EUROARTS DVD VIDEO 2051807 TT: 60 min.

Euroarts' documentary on Montserrat Caballé is a loving portrait of one of the major singers of the 20th century. It includes tributes to her from many associates including José Carreras, Plácido Domingo, Renée Fleming, Giuseppe di Stefano and Joan Sutherland, and conductors Claudio Abbado and Zubin Mehta. We see family scenes with her husband and two children and excerpts from many performances that demonstrate she was, indeed, an incredible soprano. There also is an explanation of her varied physical problems that caused her to cancel many performances. This is an essential CD for admirers of Caballé.

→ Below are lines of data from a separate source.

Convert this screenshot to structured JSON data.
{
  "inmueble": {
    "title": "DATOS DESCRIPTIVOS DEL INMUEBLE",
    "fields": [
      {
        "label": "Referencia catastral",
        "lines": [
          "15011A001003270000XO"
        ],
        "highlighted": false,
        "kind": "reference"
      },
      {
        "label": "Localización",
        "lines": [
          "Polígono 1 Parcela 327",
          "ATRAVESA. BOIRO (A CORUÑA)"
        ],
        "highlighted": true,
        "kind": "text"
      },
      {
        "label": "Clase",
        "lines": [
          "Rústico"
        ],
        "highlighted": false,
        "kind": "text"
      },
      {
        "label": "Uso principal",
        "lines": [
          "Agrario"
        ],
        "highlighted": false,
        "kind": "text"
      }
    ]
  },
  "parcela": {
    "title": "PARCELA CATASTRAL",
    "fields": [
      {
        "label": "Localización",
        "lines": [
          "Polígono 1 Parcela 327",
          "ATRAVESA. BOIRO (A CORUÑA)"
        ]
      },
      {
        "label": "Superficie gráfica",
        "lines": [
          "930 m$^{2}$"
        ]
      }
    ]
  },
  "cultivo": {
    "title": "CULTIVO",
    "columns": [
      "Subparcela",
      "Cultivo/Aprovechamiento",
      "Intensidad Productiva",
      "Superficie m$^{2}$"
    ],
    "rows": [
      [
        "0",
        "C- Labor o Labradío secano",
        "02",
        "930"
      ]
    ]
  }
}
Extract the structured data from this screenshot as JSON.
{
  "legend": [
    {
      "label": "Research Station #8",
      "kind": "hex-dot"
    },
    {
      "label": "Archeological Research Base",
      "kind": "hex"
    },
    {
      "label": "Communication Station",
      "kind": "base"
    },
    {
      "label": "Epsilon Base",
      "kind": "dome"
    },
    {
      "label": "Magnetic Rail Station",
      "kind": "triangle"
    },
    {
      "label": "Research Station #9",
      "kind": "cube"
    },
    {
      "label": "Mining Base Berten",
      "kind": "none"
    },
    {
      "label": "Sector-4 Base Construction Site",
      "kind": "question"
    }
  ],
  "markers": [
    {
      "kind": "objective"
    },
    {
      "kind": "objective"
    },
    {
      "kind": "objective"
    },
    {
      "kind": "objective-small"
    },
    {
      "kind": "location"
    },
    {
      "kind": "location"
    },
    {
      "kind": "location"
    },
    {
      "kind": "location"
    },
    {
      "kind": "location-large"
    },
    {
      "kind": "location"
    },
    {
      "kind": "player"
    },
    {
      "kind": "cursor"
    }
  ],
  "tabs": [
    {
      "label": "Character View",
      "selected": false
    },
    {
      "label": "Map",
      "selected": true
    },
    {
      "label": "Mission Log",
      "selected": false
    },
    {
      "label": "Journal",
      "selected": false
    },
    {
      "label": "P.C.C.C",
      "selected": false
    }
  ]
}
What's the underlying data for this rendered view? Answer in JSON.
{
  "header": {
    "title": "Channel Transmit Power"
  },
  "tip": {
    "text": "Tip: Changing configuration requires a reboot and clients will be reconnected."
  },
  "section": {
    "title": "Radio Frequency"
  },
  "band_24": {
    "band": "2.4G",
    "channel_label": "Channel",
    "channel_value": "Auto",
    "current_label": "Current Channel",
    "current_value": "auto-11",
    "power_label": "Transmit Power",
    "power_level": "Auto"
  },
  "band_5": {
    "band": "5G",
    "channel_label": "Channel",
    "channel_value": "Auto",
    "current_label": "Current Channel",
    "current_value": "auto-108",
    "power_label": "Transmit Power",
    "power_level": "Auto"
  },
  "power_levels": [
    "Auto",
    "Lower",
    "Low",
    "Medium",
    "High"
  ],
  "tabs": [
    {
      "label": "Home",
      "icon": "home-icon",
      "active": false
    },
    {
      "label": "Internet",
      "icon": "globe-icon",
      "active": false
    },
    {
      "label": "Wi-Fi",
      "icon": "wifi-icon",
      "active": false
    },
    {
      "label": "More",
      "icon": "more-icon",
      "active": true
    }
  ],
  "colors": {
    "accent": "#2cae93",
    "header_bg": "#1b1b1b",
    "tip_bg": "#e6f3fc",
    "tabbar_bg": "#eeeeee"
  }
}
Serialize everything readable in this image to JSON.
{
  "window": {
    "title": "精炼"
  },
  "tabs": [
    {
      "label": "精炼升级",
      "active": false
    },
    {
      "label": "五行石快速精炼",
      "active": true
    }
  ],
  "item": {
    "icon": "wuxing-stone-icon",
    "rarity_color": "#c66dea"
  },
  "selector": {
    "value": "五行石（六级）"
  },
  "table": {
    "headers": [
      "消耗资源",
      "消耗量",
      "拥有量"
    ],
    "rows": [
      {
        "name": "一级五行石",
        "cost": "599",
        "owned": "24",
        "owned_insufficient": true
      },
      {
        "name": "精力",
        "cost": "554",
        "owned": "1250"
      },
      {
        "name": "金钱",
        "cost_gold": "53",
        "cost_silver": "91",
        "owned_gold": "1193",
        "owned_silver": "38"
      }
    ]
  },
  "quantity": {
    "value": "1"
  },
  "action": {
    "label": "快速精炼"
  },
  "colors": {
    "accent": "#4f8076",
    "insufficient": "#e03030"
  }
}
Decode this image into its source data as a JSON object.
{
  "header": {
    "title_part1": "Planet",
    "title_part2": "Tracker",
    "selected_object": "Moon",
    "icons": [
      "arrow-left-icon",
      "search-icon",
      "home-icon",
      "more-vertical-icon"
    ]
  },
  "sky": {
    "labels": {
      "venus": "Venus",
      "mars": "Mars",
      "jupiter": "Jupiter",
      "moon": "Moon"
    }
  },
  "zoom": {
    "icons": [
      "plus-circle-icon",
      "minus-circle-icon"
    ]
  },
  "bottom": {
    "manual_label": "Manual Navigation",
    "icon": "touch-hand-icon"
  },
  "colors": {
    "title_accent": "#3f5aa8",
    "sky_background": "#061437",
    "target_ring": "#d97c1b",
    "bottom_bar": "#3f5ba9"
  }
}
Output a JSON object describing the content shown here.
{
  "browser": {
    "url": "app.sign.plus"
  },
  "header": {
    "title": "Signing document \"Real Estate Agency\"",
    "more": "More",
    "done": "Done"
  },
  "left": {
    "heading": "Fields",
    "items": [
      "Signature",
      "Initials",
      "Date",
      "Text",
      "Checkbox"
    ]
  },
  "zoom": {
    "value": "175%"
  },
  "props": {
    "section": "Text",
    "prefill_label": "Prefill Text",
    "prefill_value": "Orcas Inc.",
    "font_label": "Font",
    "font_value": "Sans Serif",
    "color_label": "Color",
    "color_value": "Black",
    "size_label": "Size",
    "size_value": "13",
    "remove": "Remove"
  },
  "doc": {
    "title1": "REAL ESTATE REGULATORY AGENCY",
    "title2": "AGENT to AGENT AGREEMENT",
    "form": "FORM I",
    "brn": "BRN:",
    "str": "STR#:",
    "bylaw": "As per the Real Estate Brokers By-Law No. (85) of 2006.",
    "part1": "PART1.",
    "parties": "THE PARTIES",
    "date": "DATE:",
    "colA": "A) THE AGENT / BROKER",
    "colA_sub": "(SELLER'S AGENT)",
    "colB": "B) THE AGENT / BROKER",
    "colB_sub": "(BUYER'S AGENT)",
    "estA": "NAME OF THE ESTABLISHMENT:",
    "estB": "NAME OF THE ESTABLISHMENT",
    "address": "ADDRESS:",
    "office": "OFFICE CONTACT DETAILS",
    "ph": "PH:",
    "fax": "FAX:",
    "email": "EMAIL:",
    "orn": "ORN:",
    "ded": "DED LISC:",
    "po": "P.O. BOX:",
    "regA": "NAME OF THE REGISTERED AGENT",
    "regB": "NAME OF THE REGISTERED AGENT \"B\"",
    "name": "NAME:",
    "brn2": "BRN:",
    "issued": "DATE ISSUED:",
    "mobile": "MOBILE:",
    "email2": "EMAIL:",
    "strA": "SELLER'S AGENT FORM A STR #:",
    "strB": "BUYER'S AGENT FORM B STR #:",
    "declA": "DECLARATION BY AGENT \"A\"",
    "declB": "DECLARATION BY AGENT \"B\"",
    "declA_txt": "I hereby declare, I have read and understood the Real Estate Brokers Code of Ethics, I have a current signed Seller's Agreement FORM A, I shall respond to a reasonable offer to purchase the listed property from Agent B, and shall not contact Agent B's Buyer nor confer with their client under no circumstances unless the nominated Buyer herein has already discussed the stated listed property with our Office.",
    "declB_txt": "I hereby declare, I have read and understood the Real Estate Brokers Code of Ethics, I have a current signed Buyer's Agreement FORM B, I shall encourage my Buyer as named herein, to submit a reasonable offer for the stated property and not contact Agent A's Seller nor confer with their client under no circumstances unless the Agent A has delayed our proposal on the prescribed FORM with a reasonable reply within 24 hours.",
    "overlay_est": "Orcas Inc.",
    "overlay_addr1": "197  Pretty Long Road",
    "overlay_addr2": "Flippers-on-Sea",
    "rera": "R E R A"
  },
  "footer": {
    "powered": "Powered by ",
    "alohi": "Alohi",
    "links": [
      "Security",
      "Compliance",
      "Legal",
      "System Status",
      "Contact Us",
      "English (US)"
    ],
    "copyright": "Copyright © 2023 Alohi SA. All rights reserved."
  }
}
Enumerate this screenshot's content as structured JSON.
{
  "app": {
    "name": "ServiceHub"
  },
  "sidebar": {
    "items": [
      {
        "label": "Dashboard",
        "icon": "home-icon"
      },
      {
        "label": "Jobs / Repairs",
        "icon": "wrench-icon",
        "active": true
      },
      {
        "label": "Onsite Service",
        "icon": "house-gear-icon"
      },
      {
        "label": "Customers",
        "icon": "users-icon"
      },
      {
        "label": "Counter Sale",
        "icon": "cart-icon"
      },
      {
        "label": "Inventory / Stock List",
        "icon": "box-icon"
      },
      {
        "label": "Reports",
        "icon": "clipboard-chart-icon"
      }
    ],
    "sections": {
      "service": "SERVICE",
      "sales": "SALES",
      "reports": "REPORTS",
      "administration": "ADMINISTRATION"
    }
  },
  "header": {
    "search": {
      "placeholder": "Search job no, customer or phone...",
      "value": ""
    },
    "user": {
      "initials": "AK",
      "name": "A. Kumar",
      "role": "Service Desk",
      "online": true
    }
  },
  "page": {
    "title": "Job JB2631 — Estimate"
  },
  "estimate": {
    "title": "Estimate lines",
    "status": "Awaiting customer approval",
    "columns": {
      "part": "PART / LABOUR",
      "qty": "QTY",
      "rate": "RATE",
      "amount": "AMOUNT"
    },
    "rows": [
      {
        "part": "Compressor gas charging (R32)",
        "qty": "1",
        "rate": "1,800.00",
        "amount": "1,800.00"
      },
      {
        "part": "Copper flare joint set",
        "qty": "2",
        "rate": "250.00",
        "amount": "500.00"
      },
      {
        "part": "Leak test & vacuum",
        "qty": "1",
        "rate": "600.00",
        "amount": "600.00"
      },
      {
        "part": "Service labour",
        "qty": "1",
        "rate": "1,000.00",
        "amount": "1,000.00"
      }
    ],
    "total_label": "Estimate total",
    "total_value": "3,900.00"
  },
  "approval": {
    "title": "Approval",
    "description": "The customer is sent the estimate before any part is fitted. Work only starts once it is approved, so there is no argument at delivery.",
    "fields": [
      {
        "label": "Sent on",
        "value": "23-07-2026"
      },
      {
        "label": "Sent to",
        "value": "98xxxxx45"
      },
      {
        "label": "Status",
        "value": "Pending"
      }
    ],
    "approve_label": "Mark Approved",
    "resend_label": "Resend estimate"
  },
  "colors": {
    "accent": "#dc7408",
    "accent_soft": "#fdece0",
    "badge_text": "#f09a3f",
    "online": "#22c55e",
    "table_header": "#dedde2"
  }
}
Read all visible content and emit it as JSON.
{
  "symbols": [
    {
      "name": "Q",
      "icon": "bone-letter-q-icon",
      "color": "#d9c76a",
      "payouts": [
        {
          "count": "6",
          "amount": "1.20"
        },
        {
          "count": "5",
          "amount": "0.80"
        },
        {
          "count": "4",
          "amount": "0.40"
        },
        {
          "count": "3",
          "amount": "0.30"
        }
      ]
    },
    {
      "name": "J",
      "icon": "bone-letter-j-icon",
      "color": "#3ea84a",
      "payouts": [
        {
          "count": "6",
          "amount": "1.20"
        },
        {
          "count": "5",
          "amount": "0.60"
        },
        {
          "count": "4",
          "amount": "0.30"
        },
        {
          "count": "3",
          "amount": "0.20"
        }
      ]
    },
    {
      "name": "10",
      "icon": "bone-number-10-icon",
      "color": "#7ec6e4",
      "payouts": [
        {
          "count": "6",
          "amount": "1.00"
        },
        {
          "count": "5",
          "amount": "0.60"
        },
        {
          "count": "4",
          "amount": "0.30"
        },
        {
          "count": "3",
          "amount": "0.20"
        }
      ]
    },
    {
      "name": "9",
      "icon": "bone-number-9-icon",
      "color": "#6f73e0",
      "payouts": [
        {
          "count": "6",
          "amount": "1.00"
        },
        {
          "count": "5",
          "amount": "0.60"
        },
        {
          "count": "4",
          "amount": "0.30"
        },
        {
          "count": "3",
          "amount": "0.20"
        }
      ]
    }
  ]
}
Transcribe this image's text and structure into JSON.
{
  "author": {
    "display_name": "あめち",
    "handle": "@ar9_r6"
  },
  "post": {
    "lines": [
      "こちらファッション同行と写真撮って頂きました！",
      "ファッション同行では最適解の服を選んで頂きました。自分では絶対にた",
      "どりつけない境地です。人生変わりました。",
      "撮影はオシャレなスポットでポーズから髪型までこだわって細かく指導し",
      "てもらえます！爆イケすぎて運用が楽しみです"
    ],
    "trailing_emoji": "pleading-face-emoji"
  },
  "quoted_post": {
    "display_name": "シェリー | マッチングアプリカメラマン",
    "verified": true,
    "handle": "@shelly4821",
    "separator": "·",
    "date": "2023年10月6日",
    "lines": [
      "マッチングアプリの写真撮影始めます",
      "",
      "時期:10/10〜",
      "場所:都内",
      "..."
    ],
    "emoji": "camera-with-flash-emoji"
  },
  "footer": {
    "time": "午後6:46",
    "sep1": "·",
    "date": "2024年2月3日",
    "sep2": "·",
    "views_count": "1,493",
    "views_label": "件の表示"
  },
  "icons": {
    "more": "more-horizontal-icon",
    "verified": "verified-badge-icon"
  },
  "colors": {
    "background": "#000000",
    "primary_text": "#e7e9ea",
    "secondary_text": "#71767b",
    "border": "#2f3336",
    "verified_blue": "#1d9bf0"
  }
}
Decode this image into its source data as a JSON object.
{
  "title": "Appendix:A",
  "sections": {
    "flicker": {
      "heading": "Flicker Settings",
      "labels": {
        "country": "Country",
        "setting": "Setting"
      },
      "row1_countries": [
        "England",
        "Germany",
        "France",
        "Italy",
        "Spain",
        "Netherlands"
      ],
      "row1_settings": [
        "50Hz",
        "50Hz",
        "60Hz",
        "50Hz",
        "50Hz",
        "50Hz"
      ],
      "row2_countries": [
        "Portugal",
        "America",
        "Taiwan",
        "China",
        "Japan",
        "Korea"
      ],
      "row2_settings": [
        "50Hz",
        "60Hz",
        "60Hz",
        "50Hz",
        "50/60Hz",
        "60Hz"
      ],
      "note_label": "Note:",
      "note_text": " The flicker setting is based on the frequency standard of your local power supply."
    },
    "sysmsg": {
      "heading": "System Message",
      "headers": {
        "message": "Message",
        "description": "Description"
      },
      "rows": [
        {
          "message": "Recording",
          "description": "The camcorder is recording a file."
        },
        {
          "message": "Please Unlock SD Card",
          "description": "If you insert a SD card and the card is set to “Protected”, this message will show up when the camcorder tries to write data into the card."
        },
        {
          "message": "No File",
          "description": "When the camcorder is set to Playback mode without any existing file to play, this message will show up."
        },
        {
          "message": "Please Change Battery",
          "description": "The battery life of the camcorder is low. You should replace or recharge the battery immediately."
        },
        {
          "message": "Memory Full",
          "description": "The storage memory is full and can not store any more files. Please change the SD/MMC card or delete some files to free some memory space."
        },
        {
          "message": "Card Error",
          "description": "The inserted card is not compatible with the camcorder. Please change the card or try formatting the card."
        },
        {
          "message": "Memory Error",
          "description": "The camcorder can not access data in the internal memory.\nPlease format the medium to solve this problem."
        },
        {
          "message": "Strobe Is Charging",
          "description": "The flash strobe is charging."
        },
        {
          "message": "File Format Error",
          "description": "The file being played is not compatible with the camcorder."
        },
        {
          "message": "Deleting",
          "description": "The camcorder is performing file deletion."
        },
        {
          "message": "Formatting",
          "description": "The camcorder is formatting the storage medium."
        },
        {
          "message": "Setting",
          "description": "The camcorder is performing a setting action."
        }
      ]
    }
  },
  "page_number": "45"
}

To see her at her best, in a performance she considered her finest, don't miss the 1974 Norma from Orange (REVIEW).

Bizet's Carmen is given a stunning performance and production recorded at the Vienna State Opera December 9, 1978. This was a grand event directed for stage and television by Franco Zeffirelli, who, as usual, aims for the visually spectacular, filling the stage with bodies—and sometimes animals—but it all works. Elena Braztsova is a relatively subdued Carmen, Plácido Domingo in his prime as Don José, althouigh he isn't as possessed as Franco Corelli or Mario del Monaco in their DVDs. Isobel Buchanan, who stepped in at the last moment as Micaëla, is superb. The only weak principal is baritone Yuri Mazurok who doesn't have essential low notes, particularly in the famous Toreador Song. The real star here is conductor Carlos Kleiber. His interpretation is exciting in every way, and he inspires the Vienna Philharmonic to play with uncommon precision. Producers apologize for the video quality of this color film, but they really didn't have to. The stereo sound is bright. There are 56 tracks on the DVD, and surtitles in five languages. An essential DVD in any opera collection.

Opus Arte's DVD of Das Rheingold recorded during performances in June 2004 at Gran Teatre del Liceu is of modest interest, a production directed by Harry Kupfer with sets designed by Hans Schavernoch, costumes by Reinhard Heinrich and lighting by Franz Peter David. . The concept works reasonably well in modern but not outrageous terms, but as Wotan and Loge descend into the Niebelungen they seem to do so via a subway escalator, and when the Gods ascend into Valhalla in the final scene, after an awkward little dance they climb about 6 stairs and continue upwards on a lift. As they do so, they toss confetti as Loge, down below, blows his nose and then guides the curtains to close. Not very grand, although the audience is highly enthusiastic. The two giants, Fasolt and Fafner, look like big versions of Robocop. Singing generally is unexceptional; there's a lot of wobble here that thwarts Wagner's music—just listen to that incredible 1958 Decca recording with Sir George Solti to hear what this music is about. In any case, this set could not be recommended, aside from its performance limitations, because it has been spread out over two DVDs when easily it would have fit on one. When changing disks (at least on the three DVD players I have) it's necessary to reset audio before continuing with the performance, an additional interruption totally unnecessary.

The Berlin Philharmonic Story is a fascinating one-hour documentary telling not only the history of the famed BPO but the history of 20th Century Berlin as well. There are interviews with conductors Roger Norrington, Simon Rattle and Bernard Haitink, as well as with a number of players in the orchestra, all of which offer fascinating insights into the orchestra's behind-the-scenes activities. The film also covers the difficult times during the Nazi regime, pointing out that during this time the many Jewish players had to leave. We follow the string of conductors associated with the BPO including Hans von Bulow, Artur Nikisch, Wilhelm Furtwängler and Herbert von Karajan. There are brief excerpts from performances including that incredible Brahms Symphony No. 4 with Furtwängler. It's unfortunate there aren't more live performances which would have been appropriate to show the magnificence of this remarkable orchestra—there is plenty of room on the DVD for much more. This DVD costs about the same as a regular CD, and doubtless many collectors will wish to own it.

R.E.B. (April 2005)